_Work order_. Please return each line of the listing exactly as given.
━━━━━━
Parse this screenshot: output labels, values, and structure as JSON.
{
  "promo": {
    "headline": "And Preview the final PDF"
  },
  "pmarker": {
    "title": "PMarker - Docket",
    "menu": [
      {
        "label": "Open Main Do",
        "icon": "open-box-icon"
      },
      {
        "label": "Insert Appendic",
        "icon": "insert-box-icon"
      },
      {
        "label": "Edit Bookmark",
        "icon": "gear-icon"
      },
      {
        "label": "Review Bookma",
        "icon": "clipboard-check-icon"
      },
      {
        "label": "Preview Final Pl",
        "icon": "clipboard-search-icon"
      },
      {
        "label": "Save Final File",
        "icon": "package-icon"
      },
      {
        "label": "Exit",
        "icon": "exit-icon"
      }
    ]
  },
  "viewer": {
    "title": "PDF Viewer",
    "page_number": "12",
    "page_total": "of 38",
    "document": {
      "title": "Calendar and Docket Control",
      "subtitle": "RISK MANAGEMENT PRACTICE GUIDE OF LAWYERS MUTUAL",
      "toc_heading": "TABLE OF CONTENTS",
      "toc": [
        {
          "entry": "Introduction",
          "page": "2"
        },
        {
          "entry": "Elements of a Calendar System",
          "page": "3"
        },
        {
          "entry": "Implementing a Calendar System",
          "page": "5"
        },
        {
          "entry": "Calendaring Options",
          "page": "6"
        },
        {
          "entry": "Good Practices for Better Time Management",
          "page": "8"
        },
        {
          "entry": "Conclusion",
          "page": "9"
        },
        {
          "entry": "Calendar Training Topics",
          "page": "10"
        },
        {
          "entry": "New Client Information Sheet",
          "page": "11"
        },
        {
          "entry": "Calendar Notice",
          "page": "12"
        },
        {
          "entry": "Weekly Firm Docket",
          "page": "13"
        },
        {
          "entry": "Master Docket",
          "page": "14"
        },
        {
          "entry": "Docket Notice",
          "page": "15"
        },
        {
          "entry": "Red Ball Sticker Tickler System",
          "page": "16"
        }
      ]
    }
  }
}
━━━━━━
_Output for this exercise_.
Parse this screenshot: output labels, values, and structure as JSON.
{
  "promo": {
    "headline": "And Preview the final PDF"
  },
  "pmarker": {
    "title": "PMarker - Docket",
    "menu": [
      {
        "label": "Open Main Do",
        "icon": "open-box-icon"
      },
      {
        "label": "Insert Appendic",
        "icon": "insert-box-icon"
      },
      {
        "label": "Edit Bookmark",
        "icon": "gear-icon"
      },
      {
        "label": "Review Bookma",
        "icon": "clipboard-check-icon"
      },
      {
        "label": "Preview Final Pl",
        "icon": "clipboard-search-icon"
      },
      {
        "label": "Save Final File",
        "icon": "package-icon"
      },
      {
        "label": "Exit",
        "icon": "exit-icon"
      }
    ]
  },
  "viewer": {
    "title": "PDF Viewer",
    "page_number": "12",
    "page_total": "of 38",
    "document": {
      "title": "Calendar and Docket Control",
      "subtitle": "RISK MANAGEMENT PRACTICE GUIDE OF LAWYERS MUTUAL",
      "toc_heading": "TABLE OF CONTENTS",
      "toc": [
        {
          "entry": "Introduction",
          "page": "2"
        },
        {
          "entry": "Elements of a Calendar System",
          "page": "3"
        },
        {
          "entry": "Implementing a Calendar System",
          "page": "5"
        },
        {
          "entry": "Calendaring Options",
          "page": "6"
        },
        {
          "entry": "Good Practices for Better Time Management",
          "page": "8"
        },
        {
          "entry": "Conclusion",
          "page": "9"
        },
        {
          "entry": "Calendar Training Topics",
          "page": "10"
        },
        {
          "entry": "New Client Information Sheet",
          "page": "11"
        },
        {
          "entry": "Calendar Notice",
          "page": "12"
        },
        {
          "entry": "Weekly Firm Docket",
          "page": "13"
        },
        {
          "entry": "Master Docket",
          "page": "14"
        },
        {
          "entry": "Docket Notice",
          "page": "15"
        },
        {
          "entry": "Red Ball Sticker Tickler System",
          "page": "16"
        }
      ]
    }
  }
}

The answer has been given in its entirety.